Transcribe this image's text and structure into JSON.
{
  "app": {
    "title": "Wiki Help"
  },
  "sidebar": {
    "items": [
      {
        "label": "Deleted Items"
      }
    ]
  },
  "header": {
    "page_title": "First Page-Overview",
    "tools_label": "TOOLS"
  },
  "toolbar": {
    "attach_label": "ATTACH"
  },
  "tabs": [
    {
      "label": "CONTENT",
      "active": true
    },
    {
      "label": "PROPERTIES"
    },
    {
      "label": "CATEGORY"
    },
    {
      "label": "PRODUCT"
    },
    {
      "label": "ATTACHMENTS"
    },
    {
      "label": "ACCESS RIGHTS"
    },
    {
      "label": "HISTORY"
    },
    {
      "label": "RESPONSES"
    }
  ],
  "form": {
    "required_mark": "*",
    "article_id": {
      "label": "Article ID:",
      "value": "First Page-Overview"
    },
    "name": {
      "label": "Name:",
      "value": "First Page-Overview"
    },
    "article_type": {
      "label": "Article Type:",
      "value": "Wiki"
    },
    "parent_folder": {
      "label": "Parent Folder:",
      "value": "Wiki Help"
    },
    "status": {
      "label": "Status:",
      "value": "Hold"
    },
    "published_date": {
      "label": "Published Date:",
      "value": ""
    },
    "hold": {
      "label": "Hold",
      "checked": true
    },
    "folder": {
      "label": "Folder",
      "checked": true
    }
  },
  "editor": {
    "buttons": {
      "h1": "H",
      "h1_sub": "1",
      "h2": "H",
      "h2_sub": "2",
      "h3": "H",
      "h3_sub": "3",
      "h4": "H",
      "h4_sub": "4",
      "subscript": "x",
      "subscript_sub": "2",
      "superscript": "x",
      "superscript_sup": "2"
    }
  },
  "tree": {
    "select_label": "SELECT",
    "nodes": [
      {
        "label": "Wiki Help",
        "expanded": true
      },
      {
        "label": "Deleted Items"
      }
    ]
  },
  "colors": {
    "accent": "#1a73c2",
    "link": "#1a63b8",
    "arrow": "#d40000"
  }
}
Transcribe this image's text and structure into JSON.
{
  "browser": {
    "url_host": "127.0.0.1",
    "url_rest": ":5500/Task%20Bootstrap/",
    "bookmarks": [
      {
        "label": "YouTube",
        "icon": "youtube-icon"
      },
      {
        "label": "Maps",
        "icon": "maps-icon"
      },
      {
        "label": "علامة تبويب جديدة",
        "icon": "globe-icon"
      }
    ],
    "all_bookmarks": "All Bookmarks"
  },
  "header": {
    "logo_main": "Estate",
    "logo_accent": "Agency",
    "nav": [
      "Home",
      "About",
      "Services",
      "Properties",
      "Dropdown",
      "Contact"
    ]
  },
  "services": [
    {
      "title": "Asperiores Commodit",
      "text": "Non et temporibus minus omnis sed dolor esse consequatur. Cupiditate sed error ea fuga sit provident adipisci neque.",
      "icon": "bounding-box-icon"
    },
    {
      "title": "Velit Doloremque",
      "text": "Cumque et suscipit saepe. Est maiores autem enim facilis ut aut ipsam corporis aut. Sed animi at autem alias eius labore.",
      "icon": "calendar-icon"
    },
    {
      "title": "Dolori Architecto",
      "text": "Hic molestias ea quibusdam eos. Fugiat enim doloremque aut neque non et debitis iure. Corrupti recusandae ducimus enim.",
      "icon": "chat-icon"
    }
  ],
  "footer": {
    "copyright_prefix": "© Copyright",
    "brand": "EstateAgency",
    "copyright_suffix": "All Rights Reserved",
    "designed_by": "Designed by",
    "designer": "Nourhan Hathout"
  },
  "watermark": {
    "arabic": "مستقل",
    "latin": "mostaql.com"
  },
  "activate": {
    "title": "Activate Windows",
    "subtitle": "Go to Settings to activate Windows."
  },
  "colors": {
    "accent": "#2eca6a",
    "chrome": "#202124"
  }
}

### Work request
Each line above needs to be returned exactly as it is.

### Solved problem
Transcribe this image's text and structure into JSON.
{
  "app": {
    "title": "Wiki Help"
  },
  "sidebar": {
    "items": [
      {
        "label": "Deleted Items"
      }
    ]
  },
  "header": {
    "page_title": "First Page-Overview",
    "tools_label": "TOOLS"
  },
  "toolbar": {
    "attach_label": "ATTACH"
  },
  "tabs": [
    {
      "label": "CONTENT",
      "active": true
    },
    {
      "label": "PROPERTIES"
    },
    {
      "label": "CATEGORY"
    },
    {
      "label": "PRODUCT"
    },
    {
      "label": "ATTACHMENTS"
    },
    {
      "label": "ACCESS RIGHTS"
    },
    {
      "label": "HISTORY"
    },
    {
      "label": "RESPONSES"
    }
  ],
  "form": {
    "required_mark": "*",
    "article_id": {
      "label": "Article ID:",
      "value": "First Page-Overview"
    },
    "name": {
      "label": "Name:",
      "value": "First Page-Overview"
    },
    "article_type": {
      "label": "Article Type:",
      "value": "Wiki"
    },
    "parent_folder": {
      "label": "Parent Folder:",
      "value": "Wiki Help"
    },
    "status": {
      "label": "Status:",
      "value": "Hold"
    },
    "published_date": {
      "label": "Published Date:",
      "value": ""
    },
    "hold": {
      "label": "Hold",
      "checked": true
    },
    "folder": {
      "label": "Folder",
      "checked": true
    }
  },
  "editor": {
    "buttons": {
      "h1": "H",
      "h1_sub": "1",
      "h2": "H",
      "h2_sub": "2",
      "h3": "H",
      "h3_sub": "3",
      "h4": "H",
      "h4_sub": "4",
      "subscript": "x",
      "subscript_sub": "2",
      "superscript": "x",
      "superscript_sup": "2"
    }
  },
  "tree": {
    "select_label": "SELECT",
    "nodes": [
      {
        "label": "Wiki Help",
        "expanded": true
      },
      {
        "label": "Deleted Items"
      }
    ]
  },
  "colors": {
    "accent": "#1a73c2",
    "link": "#1a63b8",
    "arrow": "#d40000"
  }
}
Transcribe this image's text and structure into JSON.
{
  "browser": {
    "url_host": "127.0.0.1",
    "url_rest": ":5500/Task%20Bootstrap/",
    "bookmarks": [
      {
        "label": "YouTube",
        "icon": "youtube-icon"
      },
      {
        "label": "Maps",
        "icon": "maps-icon"
      },
      {
        "label": "علامة تبويب جديدة",
        "icon": "globe-icon"
      }
    ],
    "all_bookmarks": "All Bookmarks"
  },
  "header": {
    "logo_main": "Estate",
    "logo_accent": "Agency",
    "nav": [
      "Home",
      "About",
      "Services",
      "Properties",
      "Dropdown",
      "Contact"
    ]
  },
  "services": [
    {
      "title": "Asperiores Commodit",
      "text": "Non et temporibus minus omnis sed dolor esse consequatur. Cupiditate sed error ea fuga sit provident adipisci neque.",
      "icon": "bounding-box-icon"
    },
    {
      "title": "Velit Doloremque",
      "text": "Cumque et suscipit saepe. Est maiores autem enim facilis ut aut ipsam corporis aut. Sed animi at autem alias eius labore.",
      "icon": "calendar-icon"
    },
    {
      "title": "Dolori Architecto",
      "text": "Hic molestias ea quibusdam eos. Fugiat enim doloremque aut neque non et debitis iure. Corrupti recusandae ducimus enim.",
      "icon": "chat-icon"
    }
  ],
  "footer": {
    "copyright_prefix": "© Copyright",
    "brand": "EstateAgency",
    "copyright_suffix": "All Rights Reserved",
    "designed_by": "Designed by",
    "designer": "Nourhan Hathout"
  },
  "watermark": {
    "arabic": "مستقل",
    "latin": "mostaql.com"
  },
  "activate": {
    "title": "Activate Windows",
    "subtitle": "Go to Settings to activate Windows."
  },
  "colors": {
    "accent": "#2eca6a",
    "chrome": "#202124"
  }
}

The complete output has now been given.